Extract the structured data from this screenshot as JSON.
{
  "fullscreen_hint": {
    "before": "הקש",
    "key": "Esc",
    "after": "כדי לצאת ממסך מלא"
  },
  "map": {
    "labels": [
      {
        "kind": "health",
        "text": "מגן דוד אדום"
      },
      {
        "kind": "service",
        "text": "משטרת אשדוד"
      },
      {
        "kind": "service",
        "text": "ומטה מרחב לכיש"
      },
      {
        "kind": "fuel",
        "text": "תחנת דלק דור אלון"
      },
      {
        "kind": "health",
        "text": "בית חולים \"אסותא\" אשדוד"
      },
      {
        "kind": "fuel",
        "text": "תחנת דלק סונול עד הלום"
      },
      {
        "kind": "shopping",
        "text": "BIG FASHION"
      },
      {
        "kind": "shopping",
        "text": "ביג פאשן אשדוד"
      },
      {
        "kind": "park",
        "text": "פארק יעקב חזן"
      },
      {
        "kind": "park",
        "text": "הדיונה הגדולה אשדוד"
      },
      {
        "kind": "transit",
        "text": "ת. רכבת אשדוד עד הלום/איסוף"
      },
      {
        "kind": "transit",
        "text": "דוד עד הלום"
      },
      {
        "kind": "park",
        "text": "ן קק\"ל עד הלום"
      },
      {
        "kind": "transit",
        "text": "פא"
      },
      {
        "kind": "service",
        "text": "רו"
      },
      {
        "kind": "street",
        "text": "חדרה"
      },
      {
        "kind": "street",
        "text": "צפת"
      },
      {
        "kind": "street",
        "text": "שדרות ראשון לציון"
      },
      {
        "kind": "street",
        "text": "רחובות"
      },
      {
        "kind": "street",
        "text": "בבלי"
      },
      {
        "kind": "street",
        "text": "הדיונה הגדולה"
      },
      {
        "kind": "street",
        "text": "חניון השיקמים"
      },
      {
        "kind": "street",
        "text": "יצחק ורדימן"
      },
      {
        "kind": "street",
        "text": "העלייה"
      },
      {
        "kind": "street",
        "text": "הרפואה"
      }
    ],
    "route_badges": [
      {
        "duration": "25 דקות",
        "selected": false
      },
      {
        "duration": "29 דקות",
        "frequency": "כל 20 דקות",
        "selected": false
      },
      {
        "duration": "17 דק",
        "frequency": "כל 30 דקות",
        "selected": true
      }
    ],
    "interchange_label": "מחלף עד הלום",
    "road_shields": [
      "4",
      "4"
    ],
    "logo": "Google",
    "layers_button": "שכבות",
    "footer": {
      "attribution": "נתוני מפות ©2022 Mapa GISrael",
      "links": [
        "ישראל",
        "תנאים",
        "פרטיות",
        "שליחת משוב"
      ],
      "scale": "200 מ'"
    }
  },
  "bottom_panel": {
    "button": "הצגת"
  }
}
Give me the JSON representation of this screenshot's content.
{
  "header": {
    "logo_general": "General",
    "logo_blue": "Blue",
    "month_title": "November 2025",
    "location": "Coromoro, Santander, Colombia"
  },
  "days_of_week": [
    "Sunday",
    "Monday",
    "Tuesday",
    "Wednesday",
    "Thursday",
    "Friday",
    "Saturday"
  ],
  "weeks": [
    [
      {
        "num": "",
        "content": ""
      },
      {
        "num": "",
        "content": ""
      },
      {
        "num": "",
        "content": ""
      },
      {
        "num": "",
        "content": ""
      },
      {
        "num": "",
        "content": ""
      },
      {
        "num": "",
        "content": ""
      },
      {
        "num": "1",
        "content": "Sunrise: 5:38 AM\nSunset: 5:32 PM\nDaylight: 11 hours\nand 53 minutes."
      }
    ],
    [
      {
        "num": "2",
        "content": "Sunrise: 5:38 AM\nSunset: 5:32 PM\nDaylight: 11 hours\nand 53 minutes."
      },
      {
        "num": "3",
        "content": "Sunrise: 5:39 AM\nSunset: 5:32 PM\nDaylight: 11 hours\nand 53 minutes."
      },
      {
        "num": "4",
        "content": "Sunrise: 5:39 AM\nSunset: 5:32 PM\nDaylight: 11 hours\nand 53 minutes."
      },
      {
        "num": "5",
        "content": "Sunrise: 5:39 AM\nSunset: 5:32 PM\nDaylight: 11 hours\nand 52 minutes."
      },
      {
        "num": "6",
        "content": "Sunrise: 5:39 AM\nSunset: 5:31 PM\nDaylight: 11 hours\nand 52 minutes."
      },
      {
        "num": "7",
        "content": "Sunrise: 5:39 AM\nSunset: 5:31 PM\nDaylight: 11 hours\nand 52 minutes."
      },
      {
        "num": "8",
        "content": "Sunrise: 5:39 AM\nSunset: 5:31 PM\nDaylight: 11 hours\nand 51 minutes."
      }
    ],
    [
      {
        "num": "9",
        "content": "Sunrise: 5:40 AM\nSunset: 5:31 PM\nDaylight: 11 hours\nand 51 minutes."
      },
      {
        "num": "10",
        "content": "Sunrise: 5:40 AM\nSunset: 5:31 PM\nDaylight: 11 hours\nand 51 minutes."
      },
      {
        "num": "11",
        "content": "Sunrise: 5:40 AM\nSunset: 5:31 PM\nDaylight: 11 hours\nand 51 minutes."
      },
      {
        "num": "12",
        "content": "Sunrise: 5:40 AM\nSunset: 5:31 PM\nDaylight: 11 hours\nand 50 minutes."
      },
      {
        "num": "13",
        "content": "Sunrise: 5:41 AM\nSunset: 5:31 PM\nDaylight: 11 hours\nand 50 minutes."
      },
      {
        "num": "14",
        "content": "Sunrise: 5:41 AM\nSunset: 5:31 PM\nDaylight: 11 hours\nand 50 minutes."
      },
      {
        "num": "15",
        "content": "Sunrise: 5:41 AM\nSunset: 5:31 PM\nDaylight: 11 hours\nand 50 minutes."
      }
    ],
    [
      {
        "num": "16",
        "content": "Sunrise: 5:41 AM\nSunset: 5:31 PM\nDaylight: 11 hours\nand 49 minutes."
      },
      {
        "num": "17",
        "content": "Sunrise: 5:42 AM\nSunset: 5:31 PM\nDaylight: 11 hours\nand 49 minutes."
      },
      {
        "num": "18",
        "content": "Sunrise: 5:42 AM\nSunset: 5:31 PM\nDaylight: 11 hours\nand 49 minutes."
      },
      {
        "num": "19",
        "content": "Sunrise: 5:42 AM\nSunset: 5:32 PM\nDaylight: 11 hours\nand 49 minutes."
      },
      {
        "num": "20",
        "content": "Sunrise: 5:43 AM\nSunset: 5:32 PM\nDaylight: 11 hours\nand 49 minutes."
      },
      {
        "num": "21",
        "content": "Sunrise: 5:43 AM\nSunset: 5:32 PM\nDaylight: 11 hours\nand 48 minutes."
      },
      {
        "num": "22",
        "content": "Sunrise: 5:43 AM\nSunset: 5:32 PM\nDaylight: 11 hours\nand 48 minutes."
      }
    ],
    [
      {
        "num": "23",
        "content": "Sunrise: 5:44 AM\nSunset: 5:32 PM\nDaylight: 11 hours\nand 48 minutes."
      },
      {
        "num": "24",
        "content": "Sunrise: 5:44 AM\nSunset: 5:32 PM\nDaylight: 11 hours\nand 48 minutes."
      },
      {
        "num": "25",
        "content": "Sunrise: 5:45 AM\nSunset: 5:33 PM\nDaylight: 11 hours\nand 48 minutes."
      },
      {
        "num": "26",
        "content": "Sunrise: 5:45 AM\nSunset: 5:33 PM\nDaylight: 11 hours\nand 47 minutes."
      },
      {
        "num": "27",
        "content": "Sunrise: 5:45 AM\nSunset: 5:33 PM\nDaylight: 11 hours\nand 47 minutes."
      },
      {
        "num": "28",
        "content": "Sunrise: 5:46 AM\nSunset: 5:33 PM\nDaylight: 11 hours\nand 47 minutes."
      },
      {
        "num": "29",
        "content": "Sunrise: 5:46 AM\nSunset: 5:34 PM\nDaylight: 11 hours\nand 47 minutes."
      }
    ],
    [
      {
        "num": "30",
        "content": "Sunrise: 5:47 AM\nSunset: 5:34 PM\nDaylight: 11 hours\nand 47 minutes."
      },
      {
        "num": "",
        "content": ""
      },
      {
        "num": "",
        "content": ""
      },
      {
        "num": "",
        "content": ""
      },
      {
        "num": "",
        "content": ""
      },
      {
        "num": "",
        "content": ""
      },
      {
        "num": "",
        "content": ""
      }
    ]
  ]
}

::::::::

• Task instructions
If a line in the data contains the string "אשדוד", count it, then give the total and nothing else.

• Written solution
5